Task statement: Look through the material below, count the lines containing the word "username", and state only the count.

Given entries:

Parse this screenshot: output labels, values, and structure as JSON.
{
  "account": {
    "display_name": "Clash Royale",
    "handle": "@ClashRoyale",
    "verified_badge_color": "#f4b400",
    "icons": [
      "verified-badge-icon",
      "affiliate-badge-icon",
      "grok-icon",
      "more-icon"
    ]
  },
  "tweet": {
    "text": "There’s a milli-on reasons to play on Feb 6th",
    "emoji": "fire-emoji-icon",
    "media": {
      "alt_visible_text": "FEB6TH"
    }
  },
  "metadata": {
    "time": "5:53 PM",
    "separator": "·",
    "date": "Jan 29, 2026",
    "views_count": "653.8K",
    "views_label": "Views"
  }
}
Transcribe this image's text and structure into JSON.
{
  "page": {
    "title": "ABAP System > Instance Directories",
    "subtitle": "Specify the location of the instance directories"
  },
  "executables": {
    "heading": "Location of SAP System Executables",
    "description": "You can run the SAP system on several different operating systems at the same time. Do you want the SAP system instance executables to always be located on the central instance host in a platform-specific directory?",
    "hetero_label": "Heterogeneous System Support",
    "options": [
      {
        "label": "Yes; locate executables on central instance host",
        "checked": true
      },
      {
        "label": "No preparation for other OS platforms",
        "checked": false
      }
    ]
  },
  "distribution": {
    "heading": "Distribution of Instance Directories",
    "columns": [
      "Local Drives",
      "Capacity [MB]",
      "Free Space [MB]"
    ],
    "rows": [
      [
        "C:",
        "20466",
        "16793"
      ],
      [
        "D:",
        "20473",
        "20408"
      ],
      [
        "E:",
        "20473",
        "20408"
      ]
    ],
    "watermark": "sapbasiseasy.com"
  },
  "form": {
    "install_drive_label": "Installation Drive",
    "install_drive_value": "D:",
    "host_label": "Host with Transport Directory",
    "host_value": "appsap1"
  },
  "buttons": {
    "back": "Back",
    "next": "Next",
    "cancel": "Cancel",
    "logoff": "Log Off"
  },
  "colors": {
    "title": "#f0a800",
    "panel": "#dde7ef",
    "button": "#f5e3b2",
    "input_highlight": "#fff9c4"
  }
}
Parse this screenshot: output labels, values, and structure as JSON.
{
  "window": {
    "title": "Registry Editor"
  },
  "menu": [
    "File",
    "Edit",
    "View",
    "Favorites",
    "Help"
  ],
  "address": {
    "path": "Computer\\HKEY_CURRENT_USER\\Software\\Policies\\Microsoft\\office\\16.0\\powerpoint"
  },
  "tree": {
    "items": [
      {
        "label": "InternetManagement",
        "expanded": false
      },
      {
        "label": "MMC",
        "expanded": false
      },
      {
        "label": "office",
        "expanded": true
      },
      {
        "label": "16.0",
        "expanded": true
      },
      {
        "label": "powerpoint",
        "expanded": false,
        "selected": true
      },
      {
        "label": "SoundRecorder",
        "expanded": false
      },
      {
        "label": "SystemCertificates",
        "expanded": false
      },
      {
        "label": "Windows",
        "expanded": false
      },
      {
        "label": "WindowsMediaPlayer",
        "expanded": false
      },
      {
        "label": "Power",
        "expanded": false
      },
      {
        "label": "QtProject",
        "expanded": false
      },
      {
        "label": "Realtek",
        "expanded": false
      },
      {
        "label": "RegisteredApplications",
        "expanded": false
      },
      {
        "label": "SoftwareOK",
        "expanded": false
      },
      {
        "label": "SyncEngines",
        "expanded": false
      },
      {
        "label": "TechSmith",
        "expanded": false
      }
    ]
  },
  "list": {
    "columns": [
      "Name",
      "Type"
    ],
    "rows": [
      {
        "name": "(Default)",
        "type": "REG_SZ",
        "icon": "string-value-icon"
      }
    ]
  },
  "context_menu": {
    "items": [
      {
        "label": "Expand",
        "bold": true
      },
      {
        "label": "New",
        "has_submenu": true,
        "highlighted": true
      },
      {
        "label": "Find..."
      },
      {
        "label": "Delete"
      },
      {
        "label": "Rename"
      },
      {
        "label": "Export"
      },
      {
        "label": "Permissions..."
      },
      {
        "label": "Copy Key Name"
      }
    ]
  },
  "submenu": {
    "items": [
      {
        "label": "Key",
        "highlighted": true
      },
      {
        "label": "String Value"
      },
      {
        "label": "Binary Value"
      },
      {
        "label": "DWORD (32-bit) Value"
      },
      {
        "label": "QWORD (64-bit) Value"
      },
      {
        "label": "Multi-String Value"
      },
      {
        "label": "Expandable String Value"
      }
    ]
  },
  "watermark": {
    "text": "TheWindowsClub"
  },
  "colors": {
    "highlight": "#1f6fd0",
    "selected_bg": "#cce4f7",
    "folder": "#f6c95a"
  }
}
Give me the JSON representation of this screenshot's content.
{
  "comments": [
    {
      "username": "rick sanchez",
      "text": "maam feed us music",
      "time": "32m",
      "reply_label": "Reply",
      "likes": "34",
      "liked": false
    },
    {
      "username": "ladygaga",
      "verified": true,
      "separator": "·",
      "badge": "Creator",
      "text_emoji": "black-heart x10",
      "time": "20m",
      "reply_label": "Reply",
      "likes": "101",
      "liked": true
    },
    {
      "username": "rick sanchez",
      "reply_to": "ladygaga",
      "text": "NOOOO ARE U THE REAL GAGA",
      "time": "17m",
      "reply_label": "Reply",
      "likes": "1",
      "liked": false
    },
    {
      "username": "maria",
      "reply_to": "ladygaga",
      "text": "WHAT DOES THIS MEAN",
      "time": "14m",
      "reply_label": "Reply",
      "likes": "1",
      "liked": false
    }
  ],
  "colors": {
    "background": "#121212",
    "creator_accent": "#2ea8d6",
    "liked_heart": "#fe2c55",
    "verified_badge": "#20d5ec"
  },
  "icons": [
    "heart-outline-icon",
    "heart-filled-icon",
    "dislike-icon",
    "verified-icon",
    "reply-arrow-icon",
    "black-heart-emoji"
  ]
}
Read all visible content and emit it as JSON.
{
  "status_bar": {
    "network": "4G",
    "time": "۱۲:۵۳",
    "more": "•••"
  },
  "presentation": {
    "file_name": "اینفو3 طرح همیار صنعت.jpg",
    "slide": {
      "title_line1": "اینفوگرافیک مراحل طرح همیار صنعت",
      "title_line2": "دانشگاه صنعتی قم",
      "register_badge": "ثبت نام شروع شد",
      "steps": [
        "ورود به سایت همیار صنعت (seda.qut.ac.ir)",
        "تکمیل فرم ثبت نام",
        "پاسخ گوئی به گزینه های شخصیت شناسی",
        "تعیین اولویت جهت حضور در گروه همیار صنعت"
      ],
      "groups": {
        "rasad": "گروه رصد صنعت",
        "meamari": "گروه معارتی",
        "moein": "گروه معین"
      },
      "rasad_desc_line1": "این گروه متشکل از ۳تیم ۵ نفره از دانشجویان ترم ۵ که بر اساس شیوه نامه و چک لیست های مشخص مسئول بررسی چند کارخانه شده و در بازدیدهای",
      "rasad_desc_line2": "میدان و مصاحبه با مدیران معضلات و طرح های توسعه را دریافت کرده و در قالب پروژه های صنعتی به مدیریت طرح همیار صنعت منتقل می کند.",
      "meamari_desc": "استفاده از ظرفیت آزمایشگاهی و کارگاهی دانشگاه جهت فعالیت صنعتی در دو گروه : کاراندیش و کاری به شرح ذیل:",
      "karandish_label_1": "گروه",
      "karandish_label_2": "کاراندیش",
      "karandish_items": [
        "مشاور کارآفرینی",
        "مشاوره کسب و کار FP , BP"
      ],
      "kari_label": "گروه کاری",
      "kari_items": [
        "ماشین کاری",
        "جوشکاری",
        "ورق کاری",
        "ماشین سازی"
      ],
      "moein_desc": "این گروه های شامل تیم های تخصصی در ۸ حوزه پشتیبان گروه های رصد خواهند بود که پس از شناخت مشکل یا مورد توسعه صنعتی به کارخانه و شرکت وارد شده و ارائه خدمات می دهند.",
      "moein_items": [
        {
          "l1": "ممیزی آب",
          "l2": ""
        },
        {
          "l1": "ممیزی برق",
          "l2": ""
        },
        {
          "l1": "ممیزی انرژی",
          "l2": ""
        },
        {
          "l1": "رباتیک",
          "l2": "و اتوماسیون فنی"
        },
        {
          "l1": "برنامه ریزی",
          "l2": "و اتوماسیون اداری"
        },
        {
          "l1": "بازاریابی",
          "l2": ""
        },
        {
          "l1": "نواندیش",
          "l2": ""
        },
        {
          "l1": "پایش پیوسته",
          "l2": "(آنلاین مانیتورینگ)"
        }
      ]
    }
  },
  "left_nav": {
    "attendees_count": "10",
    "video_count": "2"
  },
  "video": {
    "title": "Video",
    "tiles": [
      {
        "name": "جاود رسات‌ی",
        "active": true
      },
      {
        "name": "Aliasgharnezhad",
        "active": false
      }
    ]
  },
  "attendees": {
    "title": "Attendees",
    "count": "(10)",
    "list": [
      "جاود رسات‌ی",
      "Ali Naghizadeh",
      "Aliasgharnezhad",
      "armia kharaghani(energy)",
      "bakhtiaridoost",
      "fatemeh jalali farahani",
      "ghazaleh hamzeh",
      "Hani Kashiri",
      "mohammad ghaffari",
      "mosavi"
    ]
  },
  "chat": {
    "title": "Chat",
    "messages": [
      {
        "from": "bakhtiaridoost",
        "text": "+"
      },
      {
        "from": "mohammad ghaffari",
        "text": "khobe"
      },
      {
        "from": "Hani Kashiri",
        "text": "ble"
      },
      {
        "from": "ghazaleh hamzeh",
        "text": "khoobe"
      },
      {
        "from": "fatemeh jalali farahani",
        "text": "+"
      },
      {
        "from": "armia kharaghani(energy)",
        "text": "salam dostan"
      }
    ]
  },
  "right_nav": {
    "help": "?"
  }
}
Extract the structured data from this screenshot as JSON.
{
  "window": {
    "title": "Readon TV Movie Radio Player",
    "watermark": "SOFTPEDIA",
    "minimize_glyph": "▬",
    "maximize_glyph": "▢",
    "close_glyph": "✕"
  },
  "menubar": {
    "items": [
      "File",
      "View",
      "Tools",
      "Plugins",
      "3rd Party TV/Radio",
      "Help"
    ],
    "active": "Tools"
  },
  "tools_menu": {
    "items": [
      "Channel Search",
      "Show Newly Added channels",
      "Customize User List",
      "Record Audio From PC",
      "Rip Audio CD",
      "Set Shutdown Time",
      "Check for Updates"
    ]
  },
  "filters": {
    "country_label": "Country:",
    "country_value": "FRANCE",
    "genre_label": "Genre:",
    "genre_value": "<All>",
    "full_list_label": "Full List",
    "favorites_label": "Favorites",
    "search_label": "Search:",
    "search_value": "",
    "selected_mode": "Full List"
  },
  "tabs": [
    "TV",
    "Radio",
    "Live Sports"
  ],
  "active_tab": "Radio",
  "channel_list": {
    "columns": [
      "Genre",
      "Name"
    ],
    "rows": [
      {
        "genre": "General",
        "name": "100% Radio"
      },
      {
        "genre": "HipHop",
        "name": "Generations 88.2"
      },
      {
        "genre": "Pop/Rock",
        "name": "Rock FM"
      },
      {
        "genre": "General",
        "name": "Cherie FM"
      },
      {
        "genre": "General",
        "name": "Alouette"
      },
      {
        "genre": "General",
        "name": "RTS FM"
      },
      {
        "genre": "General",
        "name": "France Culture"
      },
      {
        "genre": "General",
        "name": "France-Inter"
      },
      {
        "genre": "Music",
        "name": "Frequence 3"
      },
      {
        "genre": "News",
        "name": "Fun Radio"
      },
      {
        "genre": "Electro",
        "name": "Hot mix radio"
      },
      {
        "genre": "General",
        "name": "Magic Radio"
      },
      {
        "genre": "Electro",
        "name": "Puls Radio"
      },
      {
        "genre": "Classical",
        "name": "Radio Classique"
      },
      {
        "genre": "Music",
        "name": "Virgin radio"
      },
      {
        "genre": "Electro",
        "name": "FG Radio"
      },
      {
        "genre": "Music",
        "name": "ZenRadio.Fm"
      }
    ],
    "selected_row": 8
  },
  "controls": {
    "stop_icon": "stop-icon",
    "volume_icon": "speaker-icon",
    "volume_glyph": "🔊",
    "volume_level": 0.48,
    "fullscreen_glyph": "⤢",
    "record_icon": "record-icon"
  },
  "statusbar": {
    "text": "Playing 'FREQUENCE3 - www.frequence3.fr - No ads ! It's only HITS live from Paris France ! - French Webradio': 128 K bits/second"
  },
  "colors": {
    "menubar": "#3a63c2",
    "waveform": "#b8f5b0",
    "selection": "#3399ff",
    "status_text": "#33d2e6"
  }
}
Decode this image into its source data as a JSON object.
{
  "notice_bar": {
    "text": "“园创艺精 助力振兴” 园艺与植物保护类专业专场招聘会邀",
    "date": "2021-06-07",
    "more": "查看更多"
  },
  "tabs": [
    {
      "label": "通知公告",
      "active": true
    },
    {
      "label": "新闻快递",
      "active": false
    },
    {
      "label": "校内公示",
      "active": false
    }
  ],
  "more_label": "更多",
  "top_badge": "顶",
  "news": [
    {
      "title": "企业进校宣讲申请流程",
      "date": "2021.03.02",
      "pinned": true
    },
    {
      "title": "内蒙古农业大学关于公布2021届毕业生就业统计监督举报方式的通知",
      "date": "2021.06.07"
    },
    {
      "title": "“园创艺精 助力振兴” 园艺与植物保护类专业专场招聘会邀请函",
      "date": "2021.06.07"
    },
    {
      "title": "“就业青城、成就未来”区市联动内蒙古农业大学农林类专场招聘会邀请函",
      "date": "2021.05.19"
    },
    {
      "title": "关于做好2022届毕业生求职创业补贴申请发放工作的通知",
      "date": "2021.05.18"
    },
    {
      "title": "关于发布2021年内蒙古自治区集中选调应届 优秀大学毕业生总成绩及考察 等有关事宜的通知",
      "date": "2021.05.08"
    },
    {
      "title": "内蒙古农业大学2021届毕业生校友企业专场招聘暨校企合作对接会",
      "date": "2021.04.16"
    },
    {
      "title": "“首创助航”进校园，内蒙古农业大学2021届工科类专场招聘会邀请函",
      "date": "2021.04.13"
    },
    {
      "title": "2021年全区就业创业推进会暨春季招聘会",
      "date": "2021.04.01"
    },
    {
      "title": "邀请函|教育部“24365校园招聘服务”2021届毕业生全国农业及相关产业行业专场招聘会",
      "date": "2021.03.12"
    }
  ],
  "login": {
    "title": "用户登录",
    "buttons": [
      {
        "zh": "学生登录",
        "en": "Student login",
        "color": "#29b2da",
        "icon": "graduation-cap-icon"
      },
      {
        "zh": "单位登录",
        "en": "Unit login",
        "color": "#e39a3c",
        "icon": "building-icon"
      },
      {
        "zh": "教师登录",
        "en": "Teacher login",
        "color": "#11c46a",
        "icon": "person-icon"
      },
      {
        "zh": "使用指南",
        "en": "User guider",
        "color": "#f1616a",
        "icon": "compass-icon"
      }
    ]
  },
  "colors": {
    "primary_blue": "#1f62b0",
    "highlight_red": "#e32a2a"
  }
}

Answer to the exercise: 4